in. when I go to home I play on my computer and sometimes I go in
the internet. Science affect my home by given me heat and light. It
also give in me food. It affects in school by using the computer. It
also make me go to school in a bus without walking.
Explanation: It seems that the learner is struggling most with the 3 rd person
singular inflectional morpheme s, as it can be noticed in the words affect
(affects), give (gives), rain (rains), drill (drills), make (makes). The learner
does not seem to be aware of the English rule of 3 rd person singular verb
agreement, which requires the addition of an s, or es to the verb, in order to
agree with the subjects he, she, and it.

3. Description of a classroom activity: Design a classroom activity for English

Language Learners (ELLs) that teaches some aspect of English morphology
(word-building) with prefixes, suffixes, and roots. This is not a full lesson plan.
Its narrative description of the activity. Your narrative should be about 1 page
typed and double-spaced.
a. Define the learners: beginners? Intermediate? Advanced? Age of
students? L1 (if relevant to the activity)?
b. Define the learning objective(s) of the activity.
E.g. Students will learn the meanings of the prefix un- and
be able to use it productively to create their own words.
c. Describe the activity.
i. Make the activity fun and interactive. E.g. a game! Try to use
visuals, role-playing, and/or TPR (Total Physical Response).
ii. Keep it simple. Focus one prefix or suffix or one word family.
Even focusing on one prefix, suffix or root is OK.

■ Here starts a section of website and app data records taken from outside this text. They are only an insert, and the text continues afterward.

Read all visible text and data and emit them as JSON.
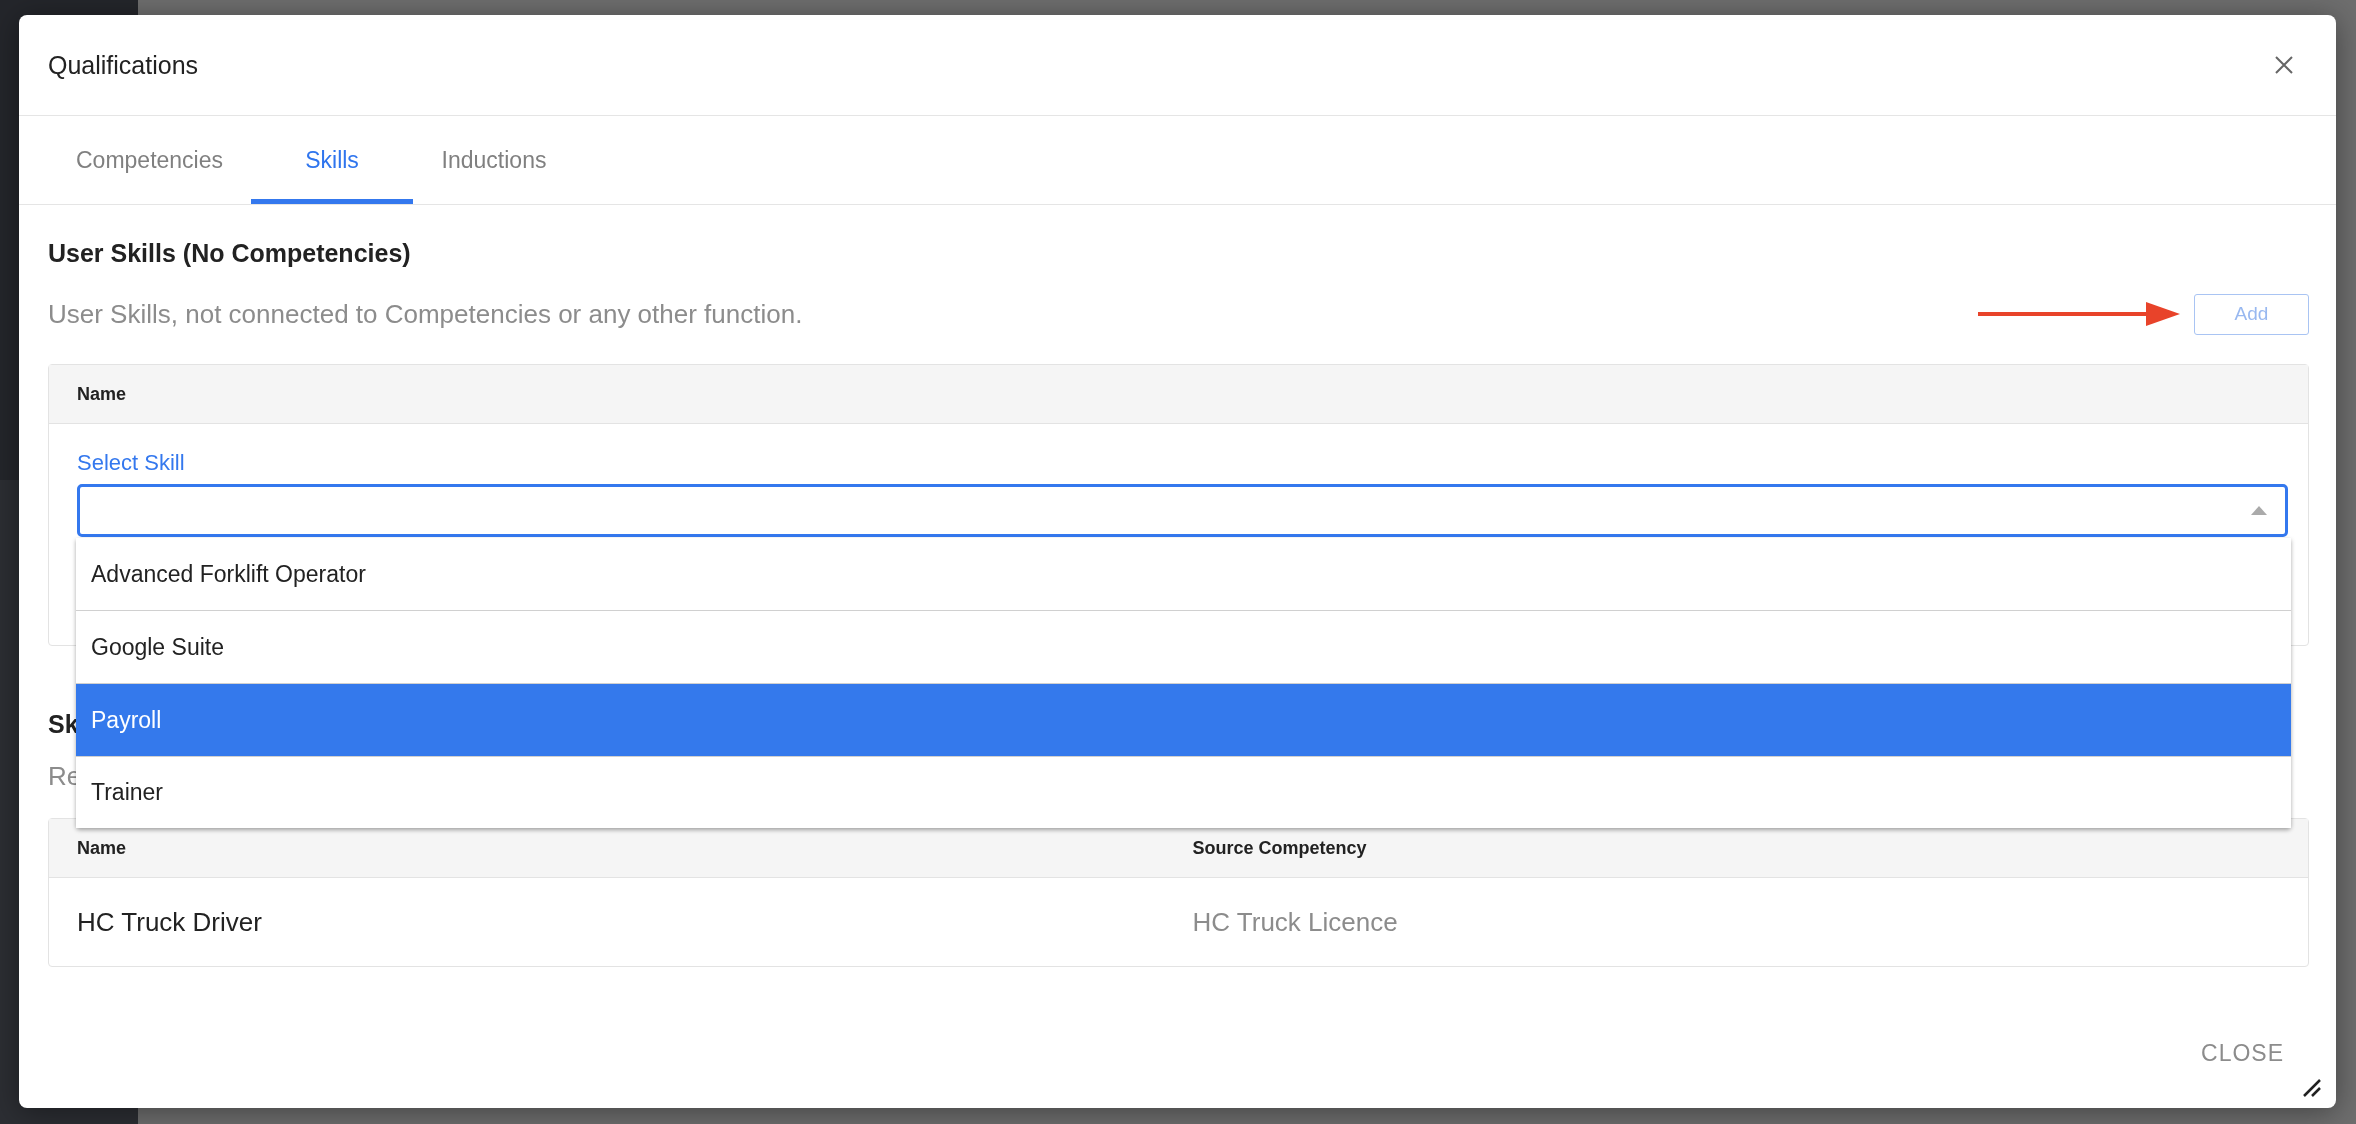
{
  "dialog": {
    "title": "Qualifications",
    "tabs": [
      {
        "label": "Competencies",
        "selected": false
      },
      {
        "label": "Skills",
        "selected": true
      },
      {
        "label": "Inductions",
        "selected": false
      }
    ],
    "user_skills": {
      "heading": "User Skills (No Competencies)",
      "description": "User Skills, not connected to Competencies or any other function.",
      "add_button": {
        "label": "Add",
        "disabled": true
      },
      "table": {
        "columns": [
          "Name"
        ]
      },
      "select": {
        "label": "Select Skill",
        "expanded": true,
        "options": [
          {
            "label": "Advanced Forklift Operator",
            "selected": false
          },
          {
            "label": "Google Suite",
            "selected": false
          },
          {
            "label": "Payroll",
            "selected": true
          },
          {
            "label": "Trainer",
            "selected": false
          }
        ]
      }
    },
    "competency_skills": {
      "heading": "Sk",
      "description": "Re",
      "table": {
        "columns": [
          "Name",
          "Source Competency"
        ],
        "rows": [
          [
            "HC Truck Driver",
            "HC Truck Licence"
          ]
        ]
      }
    },
    "footer": {
      "close_button": "CLOSE"
    }
  }
}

This lesson plan is meant for teenage high-beginner level, ESL students. The objective of
this class is to familiarize the students with the derivational suffix er in English, to
change verbs into nouns (note: it does not apply to all verbs, the teacher needs to explain
the difference, but it is important to familiarize the students with the main agents, where
this transformation works). Students will build the words together with meaningful
examples, based on their own experience.
For the activity the teacher will need to bring pictures illustrating different
professions/agents, such as painter, writer, teacher, soccer-player, hunter, house-cleaner,
singer, and swimmer. The teacher gives the pictures to the students, and after modeling
the activity to the students, with her/his own example, the teacher asks the students to
describe what the people in their pictures are doing. Example: The man on my picture is
painting. He is a painter. The man on my picture is cleaning the house, he is a housecleaner.
While the students are describing their pictures the teacher writes the words on
the board, so that he/she can point to the pattern (er ending) when all the students have
described their pictures.
After helping the students to identify the pattern (the verb to teach becomes the
noun teacher, for example), the teacher asks the students to think of one of their family
members and their occupation. Students take turns coming to the front of the classroom,
and acting out the given occupation for the rest of the class to guess, as a way to
practice and get familiarized to the derivational morpheme er.